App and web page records
☆ ☆ ☆
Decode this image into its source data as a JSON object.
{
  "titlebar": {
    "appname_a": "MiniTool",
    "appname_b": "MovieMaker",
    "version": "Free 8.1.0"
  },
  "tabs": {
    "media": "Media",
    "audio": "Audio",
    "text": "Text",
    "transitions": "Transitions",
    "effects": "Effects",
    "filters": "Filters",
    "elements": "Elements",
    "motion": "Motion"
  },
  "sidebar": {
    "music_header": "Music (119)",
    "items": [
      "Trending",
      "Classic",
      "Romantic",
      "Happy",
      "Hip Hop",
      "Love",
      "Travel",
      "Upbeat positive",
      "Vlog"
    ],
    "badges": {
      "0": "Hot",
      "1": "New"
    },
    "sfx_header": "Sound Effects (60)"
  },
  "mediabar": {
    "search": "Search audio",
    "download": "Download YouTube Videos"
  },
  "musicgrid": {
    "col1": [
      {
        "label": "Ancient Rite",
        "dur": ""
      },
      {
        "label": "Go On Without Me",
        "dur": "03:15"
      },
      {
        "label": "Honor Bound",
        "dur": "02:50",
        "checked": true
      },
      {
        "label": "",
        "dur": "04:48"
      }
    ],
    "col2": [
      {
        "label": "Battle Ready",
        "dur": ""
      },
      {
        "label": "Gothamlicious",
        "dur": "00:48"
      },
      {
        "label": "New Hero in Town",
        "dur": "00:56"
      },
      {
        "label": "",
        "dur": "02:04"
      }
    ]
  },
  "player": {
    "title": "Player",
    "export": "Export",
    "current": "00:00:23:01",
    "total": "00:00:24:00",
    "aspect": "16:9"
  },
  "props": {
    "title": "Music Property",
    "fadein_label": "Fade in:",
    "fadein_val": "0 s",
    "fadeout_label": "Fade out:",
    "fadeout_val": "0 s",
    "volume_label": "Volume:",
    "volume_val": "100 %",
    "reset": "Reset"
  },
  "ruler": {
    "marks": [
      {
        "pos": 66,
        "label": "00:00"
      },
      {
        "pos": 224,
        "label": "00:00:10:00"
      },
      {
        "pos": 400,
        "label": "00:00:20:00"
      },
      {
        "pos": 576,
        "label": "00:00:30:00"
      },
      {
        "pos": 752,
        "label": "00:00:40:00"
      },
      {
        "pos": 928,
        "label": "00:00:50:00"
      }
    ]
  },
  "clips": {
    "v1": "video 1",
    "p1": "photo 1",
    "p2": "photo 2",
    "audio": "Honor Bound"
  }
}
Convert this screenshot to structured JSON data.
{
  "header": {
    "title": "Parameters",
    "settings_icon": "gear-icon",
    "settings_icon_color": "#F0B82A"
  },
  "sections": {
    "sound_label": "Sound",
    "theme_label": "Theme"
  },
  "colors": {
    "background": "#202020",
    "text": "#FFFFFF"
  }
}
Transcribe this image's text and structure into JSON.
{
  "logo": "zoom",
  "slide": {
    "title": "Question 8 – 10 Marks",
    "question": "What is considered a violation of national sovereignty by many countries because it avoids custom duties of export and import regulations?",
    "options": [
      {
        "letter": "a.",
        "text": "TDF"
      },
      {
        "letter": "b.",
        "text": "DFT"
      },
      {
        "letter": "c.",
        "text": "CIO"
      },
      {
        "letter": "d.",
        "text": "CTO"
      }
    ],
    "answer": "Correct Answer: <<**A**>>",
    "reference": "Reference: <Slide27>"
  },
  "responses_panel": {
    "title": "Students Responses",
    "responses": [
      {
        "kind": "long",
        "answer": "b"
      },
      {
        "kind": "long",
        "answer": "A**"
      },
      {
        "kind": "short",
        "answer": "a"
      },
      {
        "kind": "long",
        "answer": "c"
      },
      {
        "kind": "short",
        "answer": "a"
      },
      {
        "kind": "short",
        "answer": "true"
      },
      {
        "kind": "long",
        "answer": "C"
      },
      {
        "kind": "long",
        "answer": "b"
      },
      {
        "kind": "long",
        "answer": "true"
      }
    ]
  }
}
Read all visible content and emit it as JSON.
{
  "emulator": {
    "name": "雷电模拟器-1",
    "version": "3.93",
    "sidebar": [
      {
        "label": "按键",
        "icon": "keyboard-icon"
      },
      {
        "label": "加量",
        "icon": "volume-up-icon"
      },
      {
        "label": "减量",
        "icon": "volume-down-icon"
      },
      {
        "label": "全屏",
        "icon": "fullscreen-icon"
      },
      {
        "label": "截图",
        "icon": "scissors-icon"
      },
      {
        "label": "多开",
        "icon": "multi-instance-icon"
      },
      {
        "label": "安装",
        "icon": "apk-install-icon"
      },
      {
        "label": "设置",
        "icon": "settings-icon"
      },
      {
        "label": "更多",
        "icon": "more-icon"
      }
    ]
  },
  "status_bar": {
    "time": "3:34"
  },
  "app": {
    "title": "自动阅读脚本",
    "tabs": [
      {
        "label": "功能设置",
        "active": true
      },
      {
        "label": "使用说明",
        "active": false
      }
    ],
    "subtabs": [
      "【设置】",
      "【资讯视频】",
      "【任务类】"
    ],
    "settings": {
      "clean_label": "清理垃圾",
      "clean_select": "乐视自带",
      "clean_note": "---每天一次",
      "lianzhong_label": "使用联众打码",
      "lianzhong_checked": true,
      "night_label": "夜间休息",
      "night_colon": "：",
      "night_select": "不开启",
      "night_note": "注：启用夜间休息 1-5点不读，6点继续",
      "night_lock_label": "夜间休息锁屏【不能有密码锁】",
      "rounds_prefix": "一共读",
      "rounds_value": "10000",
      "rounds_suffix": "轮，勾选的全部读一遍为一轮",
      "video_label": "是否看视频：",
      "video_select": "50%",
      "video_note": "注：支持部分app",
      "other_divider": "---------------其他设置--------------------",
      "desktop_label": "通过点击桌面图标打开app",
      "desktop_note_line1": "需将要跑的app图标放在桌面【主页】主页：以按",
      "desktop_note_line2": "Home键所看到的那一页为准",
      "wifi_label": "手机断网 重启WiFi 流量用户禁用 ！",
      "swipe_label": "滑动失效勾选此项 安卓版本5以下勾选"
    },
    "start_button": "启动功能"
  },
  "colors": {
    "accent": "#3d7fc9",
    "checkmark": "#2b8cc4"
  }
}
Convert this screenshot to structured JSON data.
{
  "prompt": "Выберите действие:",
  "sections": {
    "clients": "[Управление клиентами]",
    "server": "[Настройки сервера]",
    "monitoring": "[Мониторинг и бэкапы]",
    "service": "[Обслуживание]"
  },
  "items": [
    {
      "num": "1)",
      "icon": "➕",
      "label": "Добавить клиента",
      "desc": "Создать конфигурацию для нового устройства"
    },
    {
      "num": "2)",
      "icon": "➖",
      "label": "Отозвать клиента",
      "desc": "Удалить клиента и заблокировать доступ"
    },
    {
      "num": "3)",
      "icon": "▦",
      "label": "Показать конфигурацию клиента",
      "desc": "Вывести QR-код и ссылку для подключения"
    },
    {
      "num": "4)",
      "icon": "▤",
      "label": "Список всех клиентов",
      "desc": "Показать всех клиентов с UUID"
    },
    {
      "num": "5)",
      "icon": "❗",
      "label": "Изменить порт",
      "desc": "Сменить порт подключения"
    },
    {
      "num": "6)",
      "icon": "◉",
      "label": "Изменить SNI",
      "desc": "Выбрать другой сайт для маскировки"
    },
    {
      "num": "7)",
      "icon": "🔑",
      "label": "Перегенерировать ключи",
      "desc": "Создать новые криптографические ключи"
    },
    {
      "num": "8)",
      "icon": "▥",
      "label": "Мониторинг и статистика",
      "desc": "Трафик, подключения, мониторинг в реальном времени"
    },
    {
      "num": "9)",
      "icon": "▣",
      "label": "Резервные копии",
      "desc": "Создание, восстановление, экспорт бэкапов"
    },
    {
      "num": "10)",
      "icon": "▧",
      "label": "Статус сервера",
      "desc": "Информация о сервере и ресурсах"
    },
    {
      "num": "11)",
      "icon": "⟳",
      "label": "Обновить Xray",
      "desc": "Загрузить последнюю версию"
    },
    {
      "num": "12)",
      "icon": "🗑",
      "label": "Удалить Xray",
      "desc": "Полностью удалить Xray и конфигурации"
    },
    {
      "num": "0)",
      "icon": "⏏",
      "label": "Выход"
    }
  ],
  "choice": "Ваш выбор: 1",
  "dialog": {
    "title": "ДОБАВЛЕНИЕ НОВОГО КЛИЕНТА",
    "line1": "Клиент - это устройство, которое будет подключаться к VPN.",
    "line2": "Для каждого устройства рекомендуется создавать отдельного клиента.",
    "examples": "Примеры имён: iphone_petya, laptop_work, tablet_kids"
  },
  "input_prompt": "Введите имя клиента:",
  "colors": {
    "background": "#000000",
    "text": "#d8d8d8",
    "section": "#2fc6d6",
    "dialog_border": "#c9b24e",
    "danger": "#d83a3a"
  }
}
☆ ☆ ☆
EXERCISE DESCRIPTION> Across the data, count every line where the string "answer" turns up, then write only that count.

WORKED SOLUTION> 10